---- Records for this task
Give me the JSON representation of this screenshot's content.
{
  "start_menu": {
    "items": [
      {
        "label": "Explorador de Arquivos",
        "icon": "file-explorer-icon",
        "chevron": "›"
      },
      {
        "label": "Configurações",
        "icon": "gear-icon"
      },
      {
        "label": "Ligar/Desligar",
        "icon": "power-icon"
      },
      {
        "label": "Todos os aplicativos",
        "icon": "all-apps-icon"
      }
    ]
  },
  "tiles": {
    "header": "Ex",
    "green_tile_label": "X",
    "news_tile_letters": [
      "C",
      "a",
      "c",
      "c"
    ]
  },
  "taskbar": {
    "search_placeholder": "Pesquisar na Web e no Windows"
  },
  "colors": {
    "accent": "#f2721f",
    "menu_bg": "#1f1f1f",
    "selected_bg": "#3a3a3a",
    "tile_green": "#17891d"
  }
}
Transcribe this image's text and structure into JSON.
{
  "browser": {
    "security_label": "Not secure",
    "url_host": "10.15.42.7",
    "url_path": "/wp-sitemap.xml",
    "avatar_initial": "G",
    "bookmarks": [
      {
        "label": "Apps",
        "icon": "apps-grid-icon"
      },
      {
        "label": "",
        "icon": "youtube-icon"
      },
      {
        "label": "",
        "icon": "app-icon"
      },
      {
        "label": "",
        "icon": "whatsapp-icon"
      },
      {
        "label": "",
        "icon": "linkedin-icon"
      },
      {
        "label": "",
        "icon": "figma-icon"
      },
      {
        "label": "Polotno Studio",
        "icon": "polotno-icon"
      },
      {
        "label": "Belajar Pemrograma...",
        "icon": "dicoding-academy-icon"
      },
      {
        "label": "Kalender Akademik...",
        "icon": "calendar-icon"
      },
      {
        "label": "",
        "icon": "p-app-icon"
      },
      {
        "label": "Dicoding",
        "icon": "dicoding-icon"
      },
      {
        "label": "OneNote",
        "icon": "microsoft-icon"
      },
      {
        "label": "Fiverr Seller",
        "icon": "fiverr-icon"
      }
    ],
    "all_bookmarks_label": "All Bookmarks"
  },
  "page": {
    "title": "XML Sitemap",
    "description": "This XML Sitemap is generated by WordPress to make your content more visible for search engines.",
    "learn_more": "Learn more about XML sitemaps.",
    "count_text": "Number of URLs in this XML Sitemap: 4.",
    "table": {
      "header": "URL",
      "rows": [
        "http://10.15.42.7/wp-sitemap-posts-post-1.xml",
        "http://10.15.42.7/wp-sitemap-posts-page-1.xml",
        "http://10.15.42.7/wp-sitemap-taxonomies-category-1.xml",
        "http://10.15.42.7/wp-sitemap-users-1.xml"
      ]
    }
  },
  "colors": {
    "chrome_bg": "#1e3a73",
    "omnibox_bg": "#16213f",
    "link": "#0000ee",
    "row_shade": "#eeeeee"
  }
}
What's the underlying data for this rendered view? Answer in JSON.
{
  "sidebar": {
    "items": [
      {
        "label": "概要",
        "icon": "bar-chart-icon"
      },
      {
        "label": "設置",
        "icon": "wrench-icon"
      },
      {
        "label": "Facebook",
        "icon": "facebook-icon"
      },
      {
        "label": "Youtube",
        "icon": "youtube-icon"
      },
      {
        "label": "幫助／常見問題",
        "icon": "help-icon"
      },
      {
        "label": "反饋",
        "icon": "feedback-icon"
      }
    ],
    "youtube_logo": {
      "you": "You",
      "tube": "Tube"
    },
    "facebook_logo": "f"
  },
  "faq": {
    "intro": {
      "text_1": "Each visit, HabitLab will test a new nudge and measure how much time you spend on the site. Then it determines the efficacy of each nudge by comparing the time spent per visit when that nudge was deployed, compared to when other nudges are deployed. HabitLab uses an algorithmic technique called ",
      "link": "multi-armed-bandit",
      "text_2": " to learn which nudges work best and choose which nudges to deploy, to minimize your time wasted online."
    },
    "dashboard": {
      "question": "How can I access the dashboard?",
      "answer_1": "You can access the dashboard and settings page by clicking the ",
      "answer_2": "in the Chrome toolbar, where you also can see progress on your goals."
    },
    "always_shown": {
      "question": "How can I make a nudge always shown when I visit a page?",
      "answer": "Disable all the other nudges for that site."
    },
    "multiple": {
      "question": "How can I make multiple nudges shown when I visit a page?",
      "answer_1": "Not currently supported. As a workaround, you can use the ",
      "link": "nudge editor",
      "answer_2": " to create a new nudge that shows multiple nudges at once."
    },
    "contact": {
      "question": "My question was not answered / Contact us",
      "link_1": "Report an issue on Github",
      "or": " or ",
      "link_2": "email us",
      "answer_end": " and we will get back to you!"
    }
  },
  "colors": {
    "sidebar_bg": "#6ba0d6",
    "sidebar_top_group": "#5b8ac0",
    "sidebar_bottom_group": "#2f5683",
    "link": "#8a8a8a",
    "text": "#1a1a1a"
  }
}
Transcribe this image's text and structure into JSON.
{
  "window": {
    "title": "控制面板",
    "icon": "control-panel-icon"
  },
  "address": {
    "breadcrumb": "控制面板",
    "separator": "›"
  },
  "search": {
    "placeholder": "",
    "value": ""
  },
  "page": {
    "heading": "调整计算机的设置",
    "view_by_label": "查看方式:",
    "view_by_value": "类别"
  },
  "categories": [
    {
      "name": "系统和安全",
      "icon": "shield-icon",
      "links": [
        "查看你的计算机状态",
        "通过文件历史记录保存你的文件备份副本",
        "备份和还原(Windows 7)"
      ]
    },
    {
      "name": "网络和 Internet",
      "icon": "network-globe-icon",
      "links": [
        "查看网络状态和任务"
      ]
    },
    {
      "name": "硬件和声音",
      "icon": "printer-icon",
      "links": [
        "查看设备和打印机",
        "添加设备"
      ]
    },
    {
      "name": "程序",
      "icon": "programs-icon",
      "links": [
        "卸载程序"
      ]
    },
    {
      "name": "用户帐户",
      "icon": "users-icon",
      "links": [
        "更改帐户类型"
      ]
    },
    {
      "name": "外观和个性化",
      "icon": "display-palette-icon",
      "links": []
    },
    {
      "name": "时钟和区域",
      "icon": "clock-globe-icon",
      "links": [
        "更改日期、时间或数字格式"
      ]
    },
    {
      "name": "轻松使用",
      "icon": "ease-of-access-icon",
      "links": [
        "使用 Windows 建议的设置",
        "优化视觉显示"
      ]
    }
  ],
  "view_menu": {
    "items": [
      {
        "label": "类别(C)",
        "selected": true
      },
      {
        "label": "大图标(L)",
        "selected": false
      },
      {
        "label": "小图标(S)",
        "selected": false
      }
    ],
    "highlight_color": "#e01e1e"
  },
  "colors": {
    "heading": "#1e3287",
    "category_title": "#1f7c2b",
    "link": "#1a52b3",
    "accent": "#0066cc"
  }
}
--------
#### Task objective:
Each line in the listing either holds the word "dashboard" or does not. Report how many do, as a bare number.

#### Result of the exercise:
3